═════ DATA EXTRACTS

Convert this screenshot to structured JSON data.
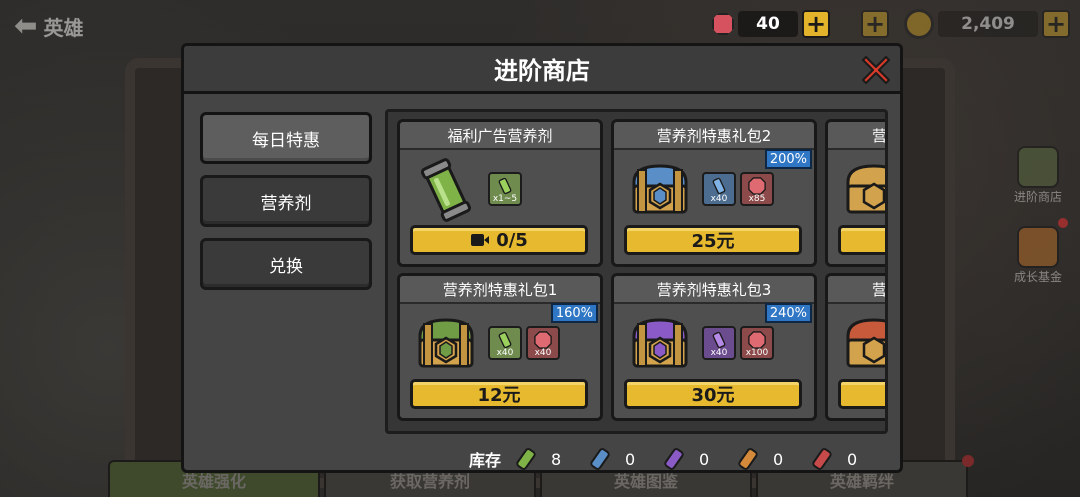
{
  "background": {
    "back_label": "英雄",
    "bottom_tabs": [
      "英雄强化",
      "获取营养剂",
      "英雄图鉴",
      "英雄羁绊"
    ],
    "side_buttons": [
      {
        "label": "进阶商店",
        "icon": "shop-icon"
      },
      {
        "label": "成长基金",
        "icon": "fund-icon"
      }
    ]
  },
  "currency": {
    "gems": "40",
    "coins": "2,409"
  },
  "modal": {
    "title": "进阶商店",
    "nav": [
      {
        "label": "每日特惠",
        "active": true
      },
      {
        "label": "营养剂",
        "active": false
      },
      {
        "label": "兑换",
        "active": false
      }
    ],
    "products": [
      {
        "title": "福利广告营养剂",
        "badge": "",
        "icon": "green-canister-icon",
        "items": [
          {
            "type": "green",
            "qty": "x1~5"
          }
        ],
        "price": "0/5",
        "price_icon": "video-icon"
      },
      {
        "title": "营养剂特惠礼包2",
        "badge": "200%",
        "icon": "blue-chest-icon",
        "items": [
          {
            "type": "blue",
            "qty": "x40"
          },
          {
            "type": "red",
            "qty": "x85"
          }
        ],
        "price": "25元"
      },
      {
        "title": "营",
        "badge": "",
        "icon": "chest-vi-icon",
        "items": [],
        "price": ""
      },
      {
        "title": "营养剂特惠礼包1",
        "badge": "160%",
        "icon": "green-chest-icon",
        "items": [
          {
            "type": "green",
            "qty": "x40"
          },
          {
            "type": "red",
            "qty": "x40"
          }
        ],
        "price": "12元"
      },
      {
        "title": "营养剂特惠礼包3",
        "badge": "240%",
        "icon": "purple-chest-icon",
        "items": [
          {
            "type": "purple",
            "qty": "x40"
          },
          {
            "type": "red",
            "qty": "x100"
          }
        ],
        "price": "30元"
      },
      {
        "title": "营",
        "badge": "",
        "icon": "chest-v-icon",
        "items": [],
        "price": ""
      }
    ],
    "stock": {
      "label": "库存",
      "items": [
        {
          "color": "green",
          "count": "8"
        },
        {
          "color": "blue",
          "count": "0"
        },
        {
          "color": "purple",
          "count": "0"
        },
        {
          "color": "orange",
          "count": "0"
        },
        {
          "color": "red",
          "count": "0"
        }
      ]
    }
  },
  "colors": {
    "accent_yellow": "#e7b92e",
    "close_red": "#d63a2a",
    "badge_blue": "#2f76c4",
    "green": "#7fb347",
    "blue": "#5a8ec7",
    "purple": "#8a5ac7",
    "orange": "#d48a3a",
    "red": "#c64a4a"
  }
}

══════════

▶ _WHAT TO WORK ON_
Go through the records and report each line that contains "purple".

▶ _RESULT OF THE EXERCISE_
        "icon": "purple-chest-icon",
            "type": "purple",
          "color": "purple",
    "purple": "#8a5ac7",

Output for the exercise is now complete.